Work out how many lines in the records include the word "Vatican", then answer with nothing but that number.

#### SUPPLIED RECORDS ####

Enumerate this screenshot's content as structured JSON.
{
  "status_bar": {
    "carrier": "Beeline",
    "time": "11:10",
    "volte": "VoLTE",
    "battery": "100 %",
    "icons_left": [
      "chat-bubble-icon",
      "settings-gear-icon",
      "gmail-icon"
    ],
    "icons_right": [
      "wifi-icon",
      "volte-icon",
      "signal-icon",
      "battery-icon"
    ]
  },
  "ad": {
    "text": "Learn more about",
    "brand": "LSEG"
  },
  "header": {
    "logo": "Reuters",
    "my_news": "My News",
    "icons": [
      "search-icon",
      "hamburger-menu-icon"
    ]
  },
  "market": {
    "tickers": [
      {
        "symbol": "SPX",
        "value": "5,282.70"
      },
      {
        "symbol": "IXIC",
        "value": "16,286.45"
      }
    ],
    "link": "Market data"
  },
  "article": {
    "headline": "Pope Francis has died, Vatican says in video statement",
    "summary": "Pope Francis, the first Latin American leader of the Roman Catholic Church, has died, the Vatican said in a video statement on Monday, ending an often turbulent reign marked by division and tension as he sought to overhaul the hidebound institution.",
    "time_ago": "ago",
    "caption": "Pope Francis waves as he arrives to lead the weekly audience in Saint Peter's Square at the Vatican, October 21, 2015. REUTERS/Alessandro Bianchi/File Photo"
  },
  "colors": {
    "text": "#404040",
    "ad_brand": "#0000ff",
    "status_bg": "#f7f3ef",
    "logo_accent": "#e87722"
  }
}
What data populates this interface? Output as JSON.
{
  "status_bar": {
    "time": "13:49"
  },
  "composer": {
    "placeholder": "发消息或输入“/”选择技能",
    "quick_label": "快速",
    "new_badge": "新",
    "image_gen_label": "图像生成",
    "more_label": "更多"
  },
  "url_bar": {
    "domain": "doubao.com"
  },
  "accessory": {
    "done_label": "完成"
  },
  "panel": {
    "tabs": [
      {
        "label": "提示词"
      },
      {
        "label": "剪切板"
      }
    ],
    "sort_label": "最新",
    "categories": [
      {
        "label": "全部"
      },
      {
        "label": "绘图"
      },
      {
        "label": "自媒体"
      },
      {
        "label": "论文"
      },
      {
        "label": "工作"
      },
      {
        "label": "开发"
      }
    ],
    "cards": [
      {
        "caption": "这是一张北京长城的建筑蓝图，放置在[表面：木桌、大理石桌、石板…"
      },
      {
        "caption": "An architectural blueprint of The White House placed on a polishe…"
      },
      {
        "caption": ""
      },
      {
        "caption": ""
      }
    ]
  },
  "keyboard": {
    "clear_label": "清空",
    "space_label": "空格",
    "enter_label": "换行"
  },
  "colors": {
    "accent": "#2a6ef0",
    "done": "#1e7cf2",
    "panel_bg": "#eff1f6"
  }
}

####

▸ YOUR SOLUTION:
3